A chief constable has said he favours the recruitment of new young officers rather than trying to retain those eligible to retire.
Mr Latimer said it would be more cost effective to recruit new staff
Ian Latimer told Northern joint police board it was more cost effective in terms of officers' wages and allowances.
The Scottish Government said keeping more experienced staff and recruiting were a complementary.
Northern Constabulary is also to be given funding for eight new officers.
This will come out of the £54m the Scottish Government has made available to recruit 500 officers.
Northern joint police board, meeting in Inverness, heard the eight officers would be in addition to 20 new constables Northern Constabulary has already begun recruiting for.
Several members of the board described being given funding for eight as disappointing.
Mr Latimer said the new officers should be on community beats by next summer, but because training takes two years they will not be "competent" by 2010.
Meanwhile, he said problems retaining older officers was not an issue in the Highlands and Islands.
However, the chief constable revealed a preference towards recruiting new officers than actively trying to encourage those due to retire.
He said: "For every five new officers I can recruit, the police board can afford three that have completed 30 years' service."
Mr Latimer added that the force did not "push people out the door".
The Scottish Government said the need to recruit and retain officers was not an either or, but part of a package to boost policing.

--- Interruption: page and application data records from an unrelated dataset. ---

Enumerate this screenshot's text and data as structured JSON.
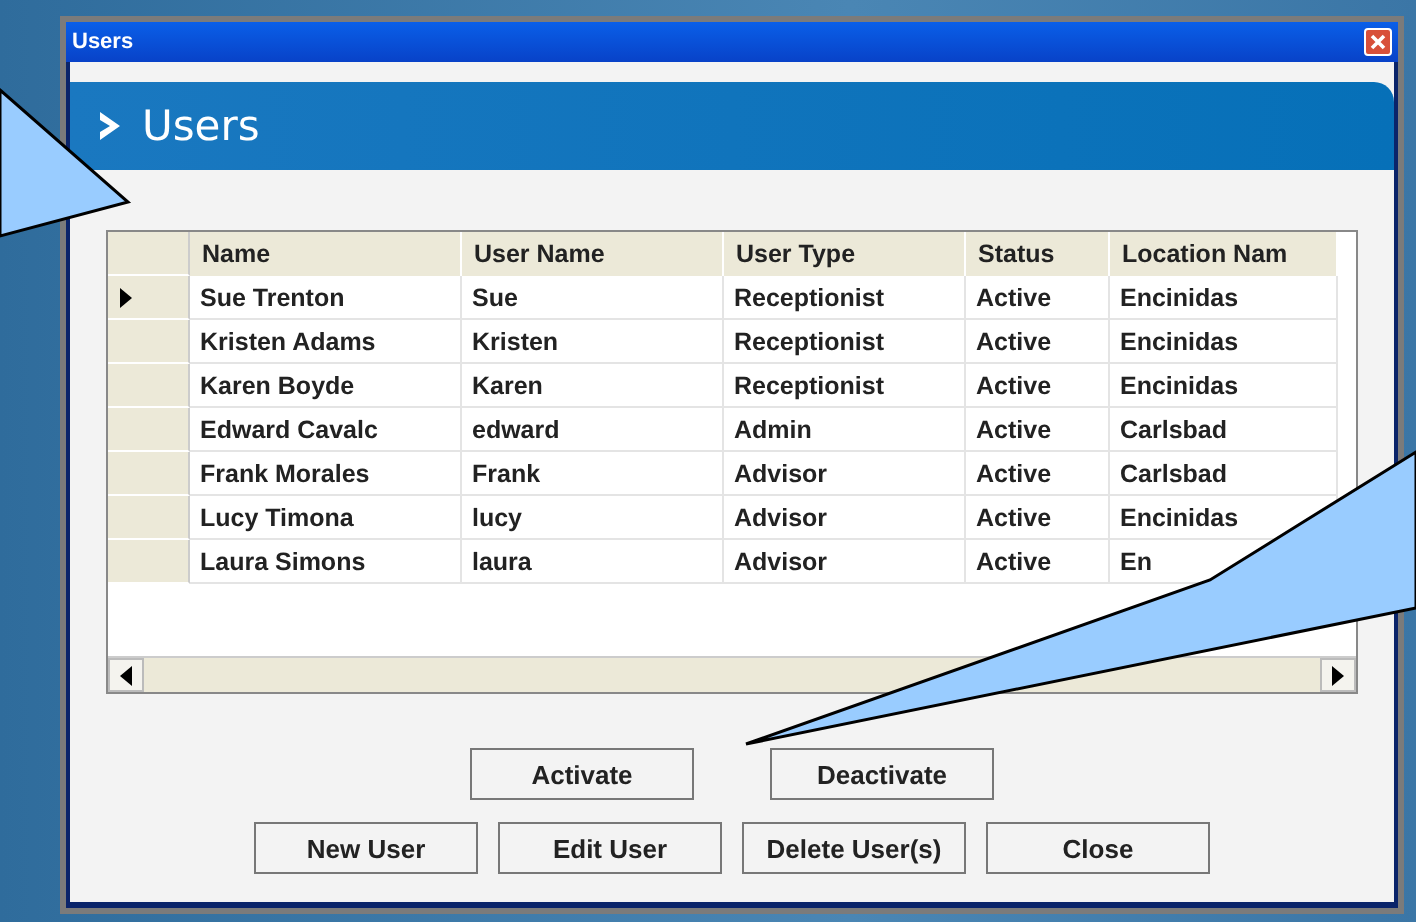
{
  "window": {
    "title": "Users"
  },
  "header": {
    "title": "Users"
  },
  "table": {
    "columns": [
      "Name",
      "User Name",
      "User Type",
      "Status",
      "Location Nam"
    ],
    "rows": [
      {
        "selected": true,
        "cells": [
          "Sue Trenton",
          "Sue",
          "Receptionist",
          "Active",
          "Encinidas"
        ]
      },
      {
        "selected": false,
        "cells": [
          "Kristen Adams",
          "Kristen",
          "Receptionist",
          "Active",
          "Encinidas"
        ]
      },
      {
        "selected": false,
        "cells": [
          "Karen Boyde",
          "Karen",
          "Receptionist",
          "Active",
          "Encinidas"
        ]
      },
      {
        "selected": false,
        "cells": [
          "Edward Cavalc",
          "edward",
          "Admin",
          "Active",
          "Carlsbad"
        ]
      },
      {
        "selected": false,
        "cells": [
          "Frank Morales",
          "Frank",
          "Advisor",
          "Active",
          "Carlsbad"
        ]
      },
      {
        "selected": false,
        "cells": [
          "Lucy Timona",
          "lucy",
          "Advisor",
          "Active",
          "Encinidas"
        ]
      },
      {
        "selected": false,
        "cells": [
          "Laura Simons",
          "laura",
          "Advisor",
          "Active",
          "En"
        ]
      }
    ]
  },
  "button_rows": [
    [
      "Activate",
      "Deactivate"
    ],
    [
      "New User",
      "Edit User",
      "Delete User(s)",
      "Close"
    ]
  ]
}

A spokesman said: "It's not about winners and losers. These elements are complementary."
He added: "Almost 2,300 officers will be eligible to retire over the lifetime of parliament.
"This represents a huge pool of knowledge, experience and expertise that cannot be immediately replicated in even the best training college. Too many effective, experienced officers leave the service when they still have much to offer."
Following Thursday's board meeting, Northern Constabulary unveiled new technology which sends images - such as pictures of missing children or a wanted criminal - to a screen on their Airwave radio handsets.
The force is the first in the UK to do this.
It uses existing systems and equipment, but for the first time officers on the street can receive photographs, or images of maps or the voters' roll to verify addresses.